## Description of the task:
The lines to return are those below that contain the word "title".

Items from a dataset
+ + +

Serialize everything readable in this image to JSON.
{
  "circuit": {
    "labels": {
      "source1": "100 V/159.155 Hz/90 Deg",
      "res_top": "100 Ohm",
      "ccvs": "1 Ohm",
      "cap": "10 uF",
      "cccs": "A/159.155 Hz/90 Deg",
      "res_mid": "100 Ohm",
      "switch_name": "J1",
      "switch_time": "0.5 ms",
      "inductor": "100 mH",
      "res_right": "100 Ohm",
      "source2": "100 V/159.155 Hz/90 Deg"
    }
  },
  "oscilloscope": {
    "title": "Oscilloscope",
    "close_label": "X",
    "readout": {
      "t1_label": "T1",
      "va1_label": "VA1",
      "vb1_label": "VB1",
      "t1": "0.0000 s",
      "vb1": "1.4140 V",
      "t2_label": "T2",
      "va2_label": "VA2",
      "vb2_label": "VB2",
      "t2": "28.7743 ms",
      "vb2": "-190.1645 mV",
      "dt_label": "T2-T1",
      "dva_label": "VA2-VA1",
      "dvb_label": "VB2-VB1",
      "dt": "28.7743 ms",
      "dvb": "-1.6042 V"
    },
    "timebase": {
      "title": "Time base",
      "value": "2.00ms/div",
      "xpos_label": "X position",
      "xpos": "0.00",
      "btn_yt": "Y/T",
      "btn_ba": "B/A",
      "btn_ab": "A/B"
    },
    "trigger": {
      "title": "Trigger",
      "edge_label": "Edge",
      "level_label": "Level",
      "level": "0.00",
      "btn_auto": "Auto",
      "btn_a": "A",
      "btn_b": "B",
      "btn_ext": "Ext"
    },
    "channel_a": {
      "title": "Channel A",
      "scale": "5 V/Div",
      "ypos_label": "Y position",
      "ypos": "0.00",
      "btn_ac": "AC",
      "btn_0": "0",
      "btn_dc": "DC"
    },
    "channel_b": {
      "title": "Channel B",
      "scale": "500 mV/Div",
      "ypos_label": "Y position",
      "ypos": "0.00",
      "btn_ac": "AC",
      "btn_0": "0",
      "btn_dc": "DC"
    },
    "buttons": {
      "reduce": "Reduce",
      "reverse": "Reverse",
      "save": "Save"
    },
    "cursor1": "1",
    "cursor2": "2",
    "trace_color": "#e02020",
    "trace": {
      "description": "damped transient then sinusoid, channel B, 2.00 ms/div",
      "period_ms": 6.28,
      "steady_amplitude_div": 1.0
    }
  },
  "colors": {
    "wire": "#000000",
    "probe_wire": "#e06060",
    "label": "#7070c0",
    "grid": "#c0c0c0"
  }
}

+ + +

## Solution below:
    "title": "Oscilloscope",
      "title": "Time base",
      "title": "Trigger",
      "title": "Channel A",
      "title": "Channel B",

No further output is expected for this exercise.